### What you should do:
Repeat every record word for word and omit the images.

### Given records:
————————

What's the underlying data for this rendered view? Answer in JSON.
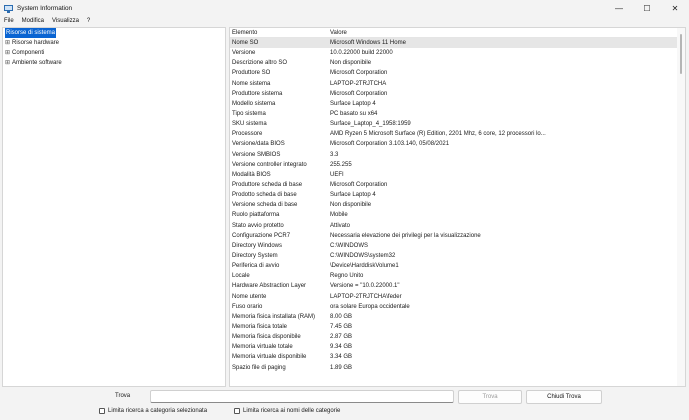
{
  "window": {
    "title": "System Information",
    "controls": {
      "minimize": "—",
      "maximize": "☐",
      "close": "✕"
    }
  },
  "menu": [
    "File",
    "Modifica",
    "Visualizza",
    "?"
  ],
  "tree": [
    {
      "label": "Risorse di sistema",
      "expander": "",
      "selected": true
    },
    {
      "label": "Risorse hardware",
      "expander": "⊞",
      "selected": false
    },
    {
      "label": "Componenti",
      "expander": "⊞",
      "selected": false
    },
    {
      "label": "Ambiente software",
      "expander": "⊞",
      "selected": false
    }
  ],
  "grid": {
    "headers": {
      "item": "Elemento",
      "value": "Valore"
    },
    "rows": [
      {
        "item": "Nome SO",
        "value": "Microsoft Windows 11 Home",
        "selected": true
      },
      {
        "item": "Versione",
        "value": "10.0.22000 build 22000"
      },
      {
        "item": "Descrizione altro SO",
        "value": "Non disponibile"
      },
      {
        "item": "Produttore SO",
        "value": "Microsoft Corporation"
      },
      {
        "item": "Nome sistema",
        "value": "LAPTOP-2TRJTCHA"
      },
      {
        "item": "Produttore sistema",
        "value": "Microsoft Corporation"
      },
      {
        "item": "Modello sistema",
        "value": "Surface Laptop 4"
      },
      {
        "item": "Tipo sistema",
        "value": "PC basato su x64"
      },
      {
        "item": "SKU sistema",
        "value": "Surface_Laptop_4_1958:1959"
      },
      {
        "item": "Processore",
        "value": "AMD Ryzen 5 Microsoft Surface (R) Edition, 2201 Mhz, 6 core, 12 processori lo..."
      },
      {
        "item": "Versione/data BIOS",
        "value": "Microsoft Corporation 3.103.140, 05/08/2021"
      },
      {
        "item": "Versione SMBIOS",
        "value": "3.3"
      },
      {
        "item": "Versione controller integrato",
        "value": "255.255"
      },
      {
        "item": "Modalità BIOS",
        "value": "UEFI"
      },
      {
        "item": "Produttore scheda di base",
        "value": "Microsoft Corporation"
      },
      {
        "item": "Prodotto scheda di base",
        "value": "Surface Laptop 4"
      },
      {
        "item": "Versione scheda di base",
        "value": "Non disponibile"
      },
      {
        "item": "Ruolo piattaforma",
        "value": "Mobile"
      },
      {
        "item": "Stato avvio protetto",
        "value": "Attivato"
      },
      {
        "item": "Configurazione PCR7",
        "value": "Necessaria elevazione dei privilegi per la visualizzazione"
      },
      {
        "item": "Directory Windows",
        "value": "C:\\WINDOWS"
      },
      {
        "item": "Directory System",
        "value": "C:\\WINDOWS\\system32"
      },
      {
        "item": "Periferica di avvio",
        "value": "\\Device\\HarddiskVolume1"
      },
      {
        "item": "Locale",
        "value": "Regno Unito"
      },
      {
        "item": "Hardware Abstraction Layer",
        "value": "Versione = \"10.0.22000.1\""
      },
      {
        "item": "Nome utente",
        "value": "LAPTOP-2TRJTCHA\\feder"
      },
      {
        "item": "Fuso orario",
        "value": "ora solare Europa occidentale"
      },
      {
        "item": "Memoria fisica installata (RAM)",
        "value": "8.00 GB"
      },
      {
        "item": "Memoria fisica totale",
        "value": "7.45 GB"
      },
      {
        "item": "Memoria fisica disponibile",
        "value": "2.87 GB"
      },
      {
        "item": "Memoria virtuale totale",
        "value": "9.34 GB"
      },
      {
        "item": "Memoria virtuale disponibile",
        "value": "3.34 GB"
      },
      {
        "item": "Spazio file di paging",
        "value": "1.89 GB"
      }
    ]
  },
  "search": {
    "label": "Trova",
    "value": "",
    "find_button": "Trova",
    "close_find_button": "Chiudi Trova",
    "option_selected_category": "Limita ricerca a categoria selezionata",
    "option_category_names": "Limita ricerca ai nomi delle categorie"
  }
}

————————

### Problem solution:
What's the underlying data for this rendered view? Answer in JSON.
{
  "window": {
    "title": "System Information",
    "controls": {
      "minimize": "—",
      "maximize": "☐",
      "close": "✕"
    }
  },
  "menu": [
    "File",
    "Modifica",
    "Visualizza",
    "?"
  ],
  "tree": [
    {
      "label": "Risorse di sistema",
      "expander": "",
      "selected": true
    },
    {
      "label": "Risorse hardware",
      "expander": "⊞",
      "selected": false
    },
    {
      "label": "Componenti",
      "expander": "⊞",
      "selected": false
    },
    {
      "label": "Ambiente software",
      "expander": "⊞",
      "selected": false
    }
  ],
  "grid": {
    "headers": {
      "item": "Elemento",
      "value": "Valore"
    },
    "rows": [
      {
        "item": "Nome SO",
        "value": "Microsoft Windows 11 Home",
        "selected": true
      },
      {
        "item": "Versione",
        "value": "10.0.22000 build 22000"
      },
      {
        "item": "Descrizione altro SO",
        "value": "Non disponibile"
      },
      {
        "item": "Produttore SO",
        "value": "Microsoft Corporation"
      },
      {
        "item": "Nome sistema",
        "value": "LAPTOP-2TRJTCHA"
      },
      {
        "item": "Produttore sistema",
        "value": "Microsoft Corporation"
      },
      {
        "item": "Modello sistema",
        "value": "Surface Laptop 4"
      },
      {
        "item": "Tipo sistema",
        "value": "PC basato su x64"
      },
      {
        "item": "SKU sistema",
        "value": "Surface_Laptop_4_1958:1959"
      },
      {
        "item": "Processore",
        "value": "AMD Ryzen 5 Microsoft Surface (R) Edition, 2201 Mhz, 6 core, 12 processori lo..."
      },
      {
        "item": "Versione/data BIOS",
        "value": "Microsoft Corporation 3.103.140, 05/08/2021"
      },
      {
        "item": "Versione SMBIOS",
        "value": "3.3"
      },
      {
        "item": "Versione controller integrato",
        "value": "255.255"
      },
      {
        "item": "Modalità BIOS",
        "value": "UEFI"
      },
      {
        "item": "Produttore scheda di base",
        "value": "Microsoft Corporation"
      },
      {
        "item": "Prodotto scheda di base",
        "value": "Surface Laptop 4"
      },
      {
        "item": "Versione scheda di base",
        "value": "Non disponibile"
      },
      {
        "item": "Ruolo piattaforma",
        "value": "Mobile"
      },
      {
        "item": "Stato avvio protetto",
        "value": "Attivato"
      },
      {
        "item": "Configurazione PCR7",
        "value": "Necessaria elevazione dei privilegi per la visualizzazione"
      },
      {
        "item": "Directory Windows",
        "value": "C:\\WINDOWS"
      },
      {
        "item": "Directory System",
        "value": "C:\\WINDOWS\\system32"
      },
      {
        "item": "Periferica di avvio",
        "value": "\\Device\\HarddiskVolume1"
      },
      {
        "item": "Locale",
        "value": "Regno Unito"
      },
      {
        "item": "Hardware Abstraction Layer",
        "value": "Versione = \"10.0.22000.1\""
      },
      {
        "item": "Nome utente",
        "value": "LAPTOP-2TRJTCHA\\feder"
      },
      {
        "item": "Fuso orario",
        "value": "ora solare Europa occidentale"
      },
      {
        "item": "Memoria fisica installata (RAM)",
        "value": "8.00 GB"
      },
      {
        "item": "Memoria fisica totale",
        "value": "7.45 GB"
      },
      {
        "item": "Memoria fisica disponibile",
        "value": "2.87 GB"
      },
      {
        "item": "Memoria virtuale totale",
        "value": "9.34 GB"
      },
      {
        "item": "Memoria virtuale disponibile",
        "value": "3.34 GB"
      },
      {
        "item": "Spazio file di paging",
        "value": "1.89 GB"
      }
    ]
  },
  "search": {
    "label": "Trova",
    "value": "",
    "find_button": "Trova",
    "close_find_button": "Chiudi Trova",
    "option_selected_category": "Limita ricerca a categoria selezionata",
    "option_category_names": "Limita ricerca ai nomi delle categorie"
  }
}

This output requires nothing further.